In the United Kingdom, oral contraceptive pills are the most commonly used method of birth control. Though taking the pill allows women to have control over their bodies, it has been proven to have a number of serious side-effects. Alternative birth control methods are proving to put women at less risk of health problems. Male contraceptive methods are being developed and encouraged to ensure that men and women play an equal role in using birth control.
Regulating menstrual cycles, moderating pain and blood flow, reducing acne and premenstrual syndrome (PMS) as well as resolving endometriosis are some of the benefits of the pill. However, women may suffer from nausea, headaches, decreased libido, weight gain and intermenstrual spotting. Studies have proven that young women taking the pill are at a higher risk of mental health-related illnesses.
Alternative female contraceptive methods are sterilisation, long-acting reversible methods (LARC) like intrauterine devices (IUDs), diaphragms, hormone patches, and emergency contraceptive pills. Most of the methods are intrusive, expensive or have side-effects.
Condoms are considered the easiest form of birth control. In many countries, they are given out for free. Using them does not require any medical procedure. It is known not to have any side-effects while being highly effective. Yet, the National Institute for Health and Care Excellence in 2016 concluded that the pill was the primary birth control method in the UK.

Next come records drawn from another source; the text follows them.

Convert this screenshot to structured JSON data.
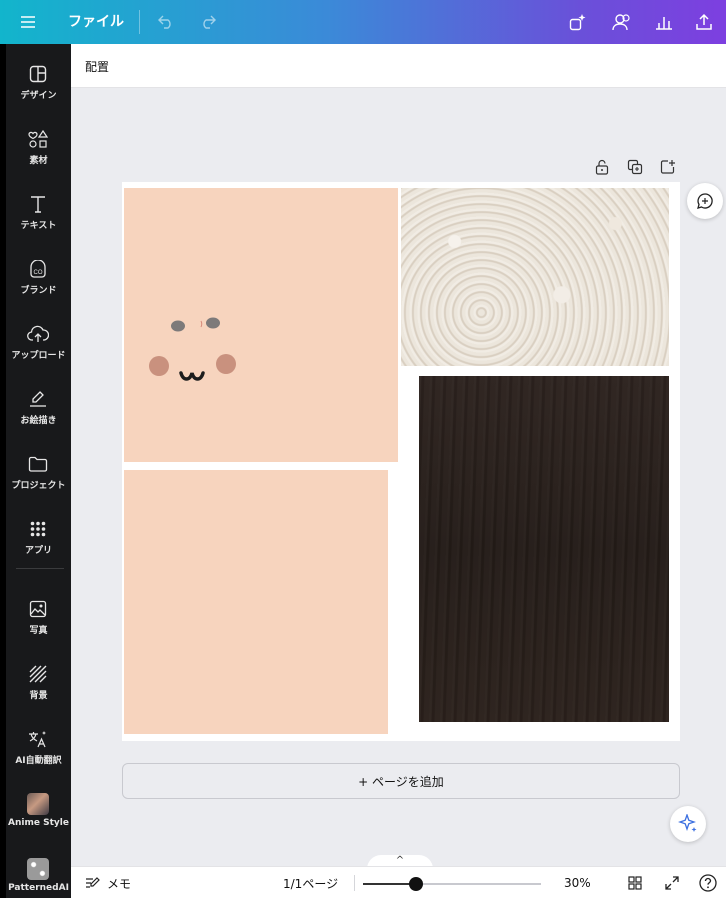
{
  "topbar": {
    "file_label": "ファイル",
    "icons": [
      "menu-icon",
      "undo-icon",
      "redo-icon",
      "magic-resize-icon",
      "share-people-icon",
      "insights-icon",
      "upload-share-icon"
    ]
  },
  "sidebar": {
    "items": [
      {
        "label": "デザイン",
        "icon": "design-icon"
      },
      {
        "label": "素材",
        "icon": "elements-icon"
      },
      {
        "label": "テキスト",
        "icon": "text-icon"
      },
      {
        "label": "ブランド",
        "icon": "brand-icon"
      },
      {
        "label": "アップロード",
        "icon": "upload-icon"
      },
      {
        "label": "お絵描き",
        "icon": "draw-icon"
      },
      {
        "label": "プロジェクト",
        "icon": "folder-icon"
      },
      {
        "label": "アプリ",
        "icon": "apps-icon"
      },
      {
        "label": "写真",
        "icon": "photo-icon"
      },
      {
        "label": "背景",
        "icon": "background-icon"
      },
      {
        "label": "AI自動翻訳",
        "icon": "translate-icon"
      },
      {
        "label": "Anime Style",
        "icon": "anime-style-app-icon"
      },
      {
        "label": "PatternedAI",
        "icon": "patterned-ai-app-icon"
      }
    ]
  },
  "header": {
    "title": "配置"
  },
  "canvas": {
    "add_page_label": "+ ページを追加"
  },
  "bottombar": {
    "memo_label": "メモ",
    "page_indicator": "1/1ページ",
    "zoom_label": "30%",
    "zoom_value": 0.3,
    "up_label": "^"
  },
  "colors": {
    "accent_gradient_start": "#12b5cc",
    "accent_gradient_end": "#7d3fe0",
    "rail": "#18191b",
    "peach": "#f7d4be"
  }
}
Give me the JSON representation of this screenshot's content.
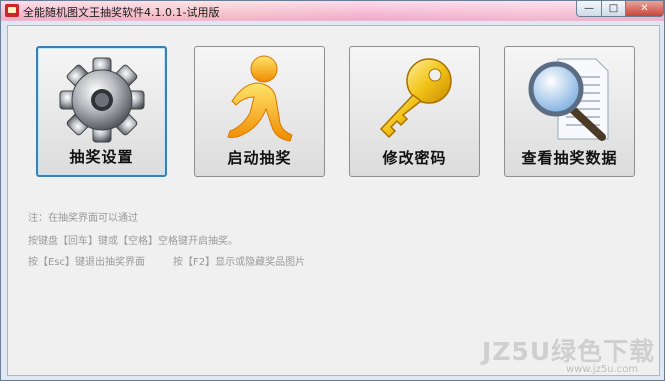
{
  "window": {
    "title": "全能随机图文王抽奖软件4.1.0.1-试用版",
    "controls": {
      "minimize": "—",
      "maximize": "□",
      "close": "✕"
    }
  },
  "buttons": [
    {
      "label": "抽奖设置",
      "icon": "gear-icon"
    },
    {
      "label": "启动抽奖",
      "icon": "running-man-icon"
    },
    {
      "label": "修改密码",
      "icon": "key-icon"
    },
    {
      "label": "查看抽奖数据",
      "icon": "magnifier-document-icon"
    }
  ],
  "notes": {
    "line1": "注：在抽奖界面可以通过",
    "line2": "按键盘【回车】键或【空格】空格键开启抽奖。",
    "line3a": "按【Esc】键退出抽奖界面",
    "line3b": "按【F2】显示或隐藏奖品图片"
  },
  "watermark": {
    "big": "JZ5U绿色下载",
    "small": "www.jz5u.com"
  },
  "colors": {
    "focus_border": "#3c7fb1",
    "close_button": "#c8453a",
    "note_text": "#9a9a9a"
  }
}
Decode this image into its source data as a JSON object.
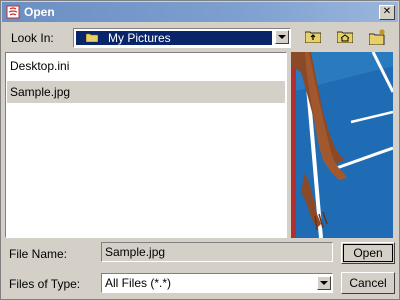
{
  "window": {
    "title": "Open",
    "close_label": "✕"
  },
  "toolbar": {
    "look_in_label": "Look In:",
    "look_in_value": "My Pictures",
    "buttons": [
      {
        "name": "up-one-level-icon"
      },
      {
        "name": "home-folder-icon"
      },
      {
        "name": "new-folder-icon"
      }
    ]
  },
  "files": [
    {
      "name": "Desktop.ini",
      "selected": false
    },
    {
      "name": "Sample.jpg",
      "selected": true
    }
  ],
  "form": {
    "file_name_label": "File Name:",
    "file_name_value": "Sample.jpg",
    "file_type_label": "Files of Type:",
    "file_type_value": "All Files (*.*)"
  },
  "buttons": {
    "open": "Open",
    "cancel": "Cancel"
  },
  "colors": {
    "title_bar": "#7da0d0",
    "selection": "#0a246a",
    "face": "#d4d0c8"
  }
}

The Conversation brought to light research conducted on the onus of birth control falling primarily on women in the western world. Laurie James-Hawkins, Lecturer in Sociology and Social Psychology at the University of Essex led the study. 44 men at a university in the United States of America were interviewed. The research concluded that the men were worried that by using a condom they might disrespect the autonomy women have over their bodies. Hence, the men chose to wait for women to initiate a conversation about contraception. In an attempt to let the women have power over their bodies, men are shirking off the responsibility of initiating the contraception conversation.

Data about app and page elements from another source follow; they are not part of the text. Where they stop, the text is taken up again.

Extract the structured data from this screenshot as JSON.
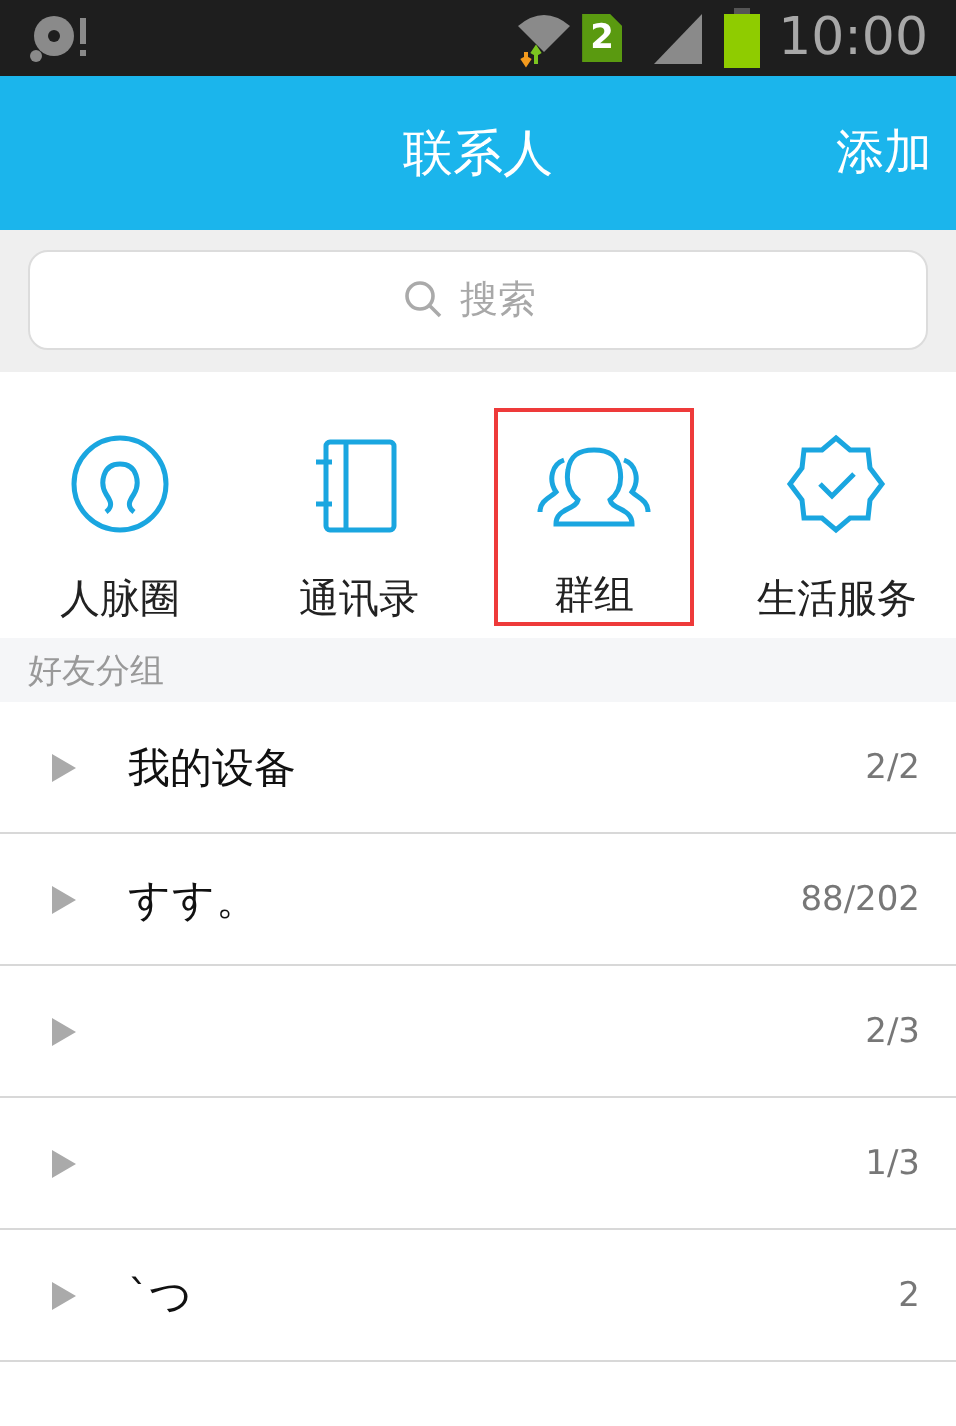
{
  "status_bar": {
    "time": "10:00",
    "sim_badge": "2"
  },
  "header": {
    "title": "联系人",
    "action": "添加"
  },
  "search": {
    "placeholder": "搜索"
  },
  "shortcuts": [
    {
      "kind": "circle",
      "label": "人脉圈",
      "highlighted": false
    },
    {
      "kind": "book",
      "label": "通讯录",
      "highlighted": false
    },
    {
      "kind": "people",
      "label": "群组",
      "highlighted": true
    },
    {
      "kind": "badge",
      "label": "生活服务",
      "highlighted": false
    }
  ],
  "section": {
    "title": "好友分组"
  },
  "groups": [
    {
      "name": "我的设备",
      "count": "2/2"
    },
    {
      "name": "すす。",
      "count": "88/202"
    },
    {
      "count": "2/3"
    },
    {
      "count": "1/3"
    },
    {
      "name": "`つ",
      "count": "2"
    }
  ]
}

Male contraceptive pills and contraceptive gels are in the developmental stages. Men who have been a part of the testing process have reported no drop in their libido. Future male birth control methods look promising, but we do not have to look into the future for men to share the responsibility of contraception. As the World Contraceptive Day is celebrated around the world on September 26, women should choose alternative birth control methods while their male partners should carry a condom and initiate the contraception conversation.